|Title||Assessing cardiac Contractility and Quantification of Underlying mechanisms In vitro via Response in Excitation-contraction coupling|
|Sponsor||European Research Council - Proof of Concept (ERC-PoC)|
|Institution||Leiden University Medical Center|
Associated cell lines

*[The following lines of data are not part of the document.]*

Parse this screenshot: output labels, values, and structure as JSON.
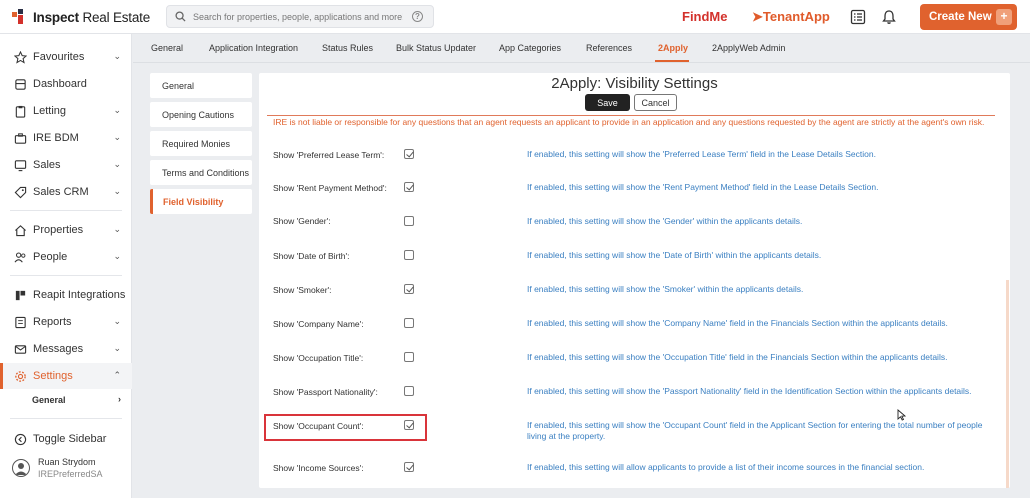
{
  "header": {
    "logo_word1": "Inspect",
    "logo_word2": "Real Estate",
    "search_placeholder": "Search for properties, people, applications and more!",
    "findme": "FindMe",
    "tenantapp": "TenantApp",
    "create_new": "Create New",
    "create_plus": "+"
  },
  "sidebar": {
    "items": [
      {
        "label": "Favourites",
        "icon": "star-icon",
        "chevron": true
      },
      {
        "label": "Dashboard",
        "icon": "home-icon",
        "chevron": false
      },
      {
        "label": "Letting",
        "icon": "clipboard-icon",
        "chevron": true
      },
      {
        "label": "IRE BDM",
        "icon": "briefcase-icon",
        "chevron": true
      },
      {
        "label": "Sales",
        "icon": "monitor-icon",
        "chevron": true
      },
      {
        "label": "Sales CRM",
        "icon": "tag-icon",
        "chevron": true
      },
      {
        "label": "Properties",
        "icon": "house-icon",
        "chevron": true
      },
      {
        "label": "People",
        "icon": "people-icon",
        "chevron": true
      },
      {
        "label": "Reapit Integrations",
        "icon": "reapit-icon",
        "chevron": false
      },
      {
        "label": "Reports",
        "icon": "report-icon",
        "chevron": true
      },
      {
        "label": "Messages",
        "icon": "mail-icon",
        "chevron": true
      },
      {
        "label": "Settings",
        "icon": "gear-icon",
        "chevron": true
      }
    ],
    "sub_item": "General",
    "toggle": "Toggle Sidebar",
    "user_name": "Ruan Strydom",
    "user_org": "IREPreferredSA"
  },
  "tabs": [
    "General",
    "Application Integration",
    "Status Rules",
    "Bulk Status Updater",
    "App Categories",
    "References",
    "2Apply",
    "2ApplyWeb Admin"
  ],
  "active_tab": "2Apply",
  "subnav": [
    "General",
    "Opening Cautions",
    "Required Monies",
    "Terms and Conditions",
    "Field Visibility"
  ],
  "active_subnav": "Field Visibility",
  "panel": {
    "title": "2Apply: Visibility Settings",
    "save": "Save",
    "cancel": "Cancel",
    "disclaimer": "IRE is not liable or responsible for any questions that an agent requests an applicant to provide in an application and any questions requested by the agent are strictly at the agent's own risk.",
    "rows": [
      {
        "label": "Show 'Preferred Lease Term':",
        "checked": true,
        "desc": "If enabled, this setting will show the 'Preferred Lease Term' field in the Lease Details Section."
      },
      {
        "label": "Show 'Rent Payment Method':",
        "checked": true,
        "desc": "If enabled, this setting will show the 'Rent Payment Method' field in the Lease Details Section."
      },
      {
        "label": "Show 'Gender':",
        "checked": false,
        "desc": "If enabled, this setting will show the 'Gender' within the applicants details."
      },
      {
        "label": "Show 'Date of Birth':",
        "checked": false,
        "desc": "If enabled, this setting will show the 'Date of Birth' within the applicants details."
      },
      {
        "label": "Show 'Smoker':",
        "checked": true,
        "desc": "If enabled, this setting will show the 'Smoker' within the applicants details."
      },
      {
        "label": "Show 'Company Name':",
        "checked": false,
        "desc": "If enabled, this setting will show the 'Company Name' field in the Financials Section within the applicants details."
      },
      {
        "label": "Show 'Occupation Title':",
        "checked": false,
        "desc": "If enabled, this setting will show the 'Occupation Title' field in the Financials Section within the applicants details."
      },
      {
        "label": "Show 'Passport Nationality':",
        "checked": false,
        "desc": "If enabled, this setting will show the 'Passport Nationality' field in the Identification Section within the applicants details."
      },
      {
        "label": "Show 'Occupant Count':",
        "checked": true,
        "desc": "If enabled, this setting will show the 'Occupant Count' field in the Applicant Section for entering the total number of people living at the property."
      },
      {
        "label": "Show 'Income Sources':",
        "checked": true,
        "desc": "If enabled, this setting will allow applicants to provide a list of their income sources in the financial section."
      }
    ]
  },
  "colors": {
    "accent": "#e0622e",
    "link_blue": "#3a7fc1",
    "findme_red": "#d3312b",
    "highlight_red": "#d9343a"
  }
}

Academia and industry urgently needs reliable models to study heart failure and toxic effects of drugs on the heart. While new models based on human induced pluripotent stem cell derived cardiomyocytes (hiPSC-CMs) are now emerging, accurate readouts of cardiomyocyte function fall short of needs. Apart from improving the models biologically, more sensitive, informative and accurate readouts are needed to detect abnormal cardiomyocyte behaviour. Several tools have proven their ability to assess electrical changes or calcium handling in hiPSC-CMs, but they are typically incompatible with 3D tissue models and moreover, there is paucity of appropriate tools to quantify the most important function of myocardium: contraction. Our ERC Advanced Grant STEMCARDIOVASC entailed the development of improved tools for cardiac functionality. One of the most important bioassays developed as an outcome of STEMCARDIOVASC was the Triple Transient Measurement (TTM) System. The TTM System quantifies electrical activity, intracellular calcium flux and contractility simultaneously and is our answer to the challenge of pharma in understanding when and how drugs or diseases affect cardiac contractility using hiPSC-CM models. In this ERC Proof of Concept project “ACQUIRE”, we strive to bring the TTM to a commercial applicable service, and later product. To reach this goal we have set out four aims to come to a Minimum Viable Product: i) increase the flexibility of the system to accommodate a larger variety of optical probes, ii) increase the throughput of the system to compete with current measurement systems, iii) increase user friendliness by integrating software modules for running and analysing measurements and iv) define a route for commercialisation. Resulting from "ACQUIRE" the TTM System can be commercialized as a human cardiac based 3-in-1 assay for cardiotoxicity testing and a novel tool for providing mechanistic insight in the EC coupling for disease modelling and drug discovery.